Awesome interactive visualization that demonstrates the basics of machine learning. This is a MUST PLAY-WITH article!
This is a great introduction to popular data mining algorithms. Each section includes a description of the algorithm, related terms, common use cases, and linked references.
Trey Causey describes what data scientists really need to know about writing code for quality, understandability, and reusability. It's a short list of essential practices and is a MUST READ.
Think you're a good problem solver? This short quiz may surprise you.
Great tutorial that teaches backpropagation via a simple python example. This is very well explained and includes worthwhile suggestions for further learning.
Overview of key streaming algorithms and how to work with them. This article was adapted by a talk given by Ted Dunning, the Chief Applications Architect for MapR.
— Resources —
This 10-page PDF includes a comprehensive suite of notes summarizing important probability concepts, formulas, and distributions, and includes examples, stories, and solved problems.
Nice collection of curated iPython notebooks for Data Science.
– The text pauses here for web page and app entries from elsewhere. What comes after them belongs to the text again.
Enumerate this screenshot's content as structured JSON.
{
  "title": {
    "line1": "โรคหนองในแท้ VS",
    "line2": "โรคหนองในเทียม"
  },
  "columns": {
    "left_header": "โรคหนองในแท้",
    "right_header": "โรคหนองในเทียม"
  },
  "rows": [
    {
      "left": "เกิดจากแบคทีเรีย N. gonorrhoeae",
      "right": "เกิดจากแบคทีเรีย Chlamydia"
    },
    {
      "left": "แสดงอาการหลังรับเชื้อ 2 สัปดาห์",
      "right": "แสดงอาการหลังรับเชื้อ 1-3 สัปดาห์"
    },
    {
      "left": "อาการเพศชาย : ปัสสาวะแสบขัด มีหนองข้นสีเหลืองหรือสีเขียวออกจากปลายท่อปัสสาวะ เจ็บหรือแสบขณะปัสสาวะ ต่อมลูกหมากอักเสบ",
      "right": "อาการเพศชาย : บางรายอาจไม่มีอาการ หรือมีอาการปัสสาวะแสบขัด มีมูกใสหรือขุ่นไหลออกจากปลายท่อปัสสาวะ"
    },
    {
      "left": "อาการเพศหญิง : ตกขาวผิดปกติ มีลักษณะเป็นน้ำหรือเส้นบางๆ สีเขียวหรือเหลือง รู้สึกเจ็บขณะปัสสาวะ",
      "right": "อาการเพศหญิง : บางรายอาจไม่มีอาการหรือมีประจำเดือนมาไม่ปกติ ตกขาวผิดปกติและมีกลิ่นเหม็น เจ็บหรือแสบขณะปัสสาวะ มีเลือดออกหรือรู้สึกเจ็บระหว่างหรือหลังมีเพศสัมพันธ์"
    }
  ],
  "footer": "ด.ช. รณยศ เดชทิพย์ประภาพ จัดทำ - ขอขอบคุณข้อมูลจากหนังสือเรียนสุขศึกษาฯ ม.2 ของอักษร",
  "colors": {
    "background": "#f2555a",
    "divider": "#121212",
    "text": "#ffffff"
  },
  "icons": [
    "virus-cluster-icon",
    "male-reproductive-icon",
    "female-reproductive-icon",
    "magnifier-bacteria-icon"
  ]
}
These notebooks cover topics for Spark, Hadoop MapReduce, HDFS, AWS, Kaggle, scikit-learn, matplotlib, pandas, NumPy, SciPy, and various command lines.
Awesome collection of public datasets on GitHub. There are currently links to 356 datasets, covering a broad range of domains. This collection is well organized, is regularly updated, and has been starred 6700 times!
This is a free HTML version of a new Python book that's been getting rave reviews. It's billed as a guide to "practical programming for total beginners" so you won't find things like Numpy and Scipy here but you will find practical stuff like web scraping, parsing PDFs and Word docs, updating spreadsheets, working with email, scheduling tasks, pattern matching, and manipulating images.
16 free data science books covering statistics, Python, machine learning, the data science process, and more.
Curated collection of YouTube videos for learning about machine learning, neural nets, and deep learning. There are a lot of great picks here and some are just a few minutes long.
— Data Viz —
Fantastic collection of 55 useful tools for data visualization. This collection is curated by the folks at Datavisualization.ch and is well-organized and easy to search.
I don't typically link to course syllabi but this one is particularly worthwhile. This is for Jeffrey Heer's Data Visualization course at the University of Washington. The course is very well organized and most everything is available, including required readings, course slides, and assignments. This is a fantastic collection of Data Visualization MUST READS and, with the assignments and slides too, it's a great resource for self-study.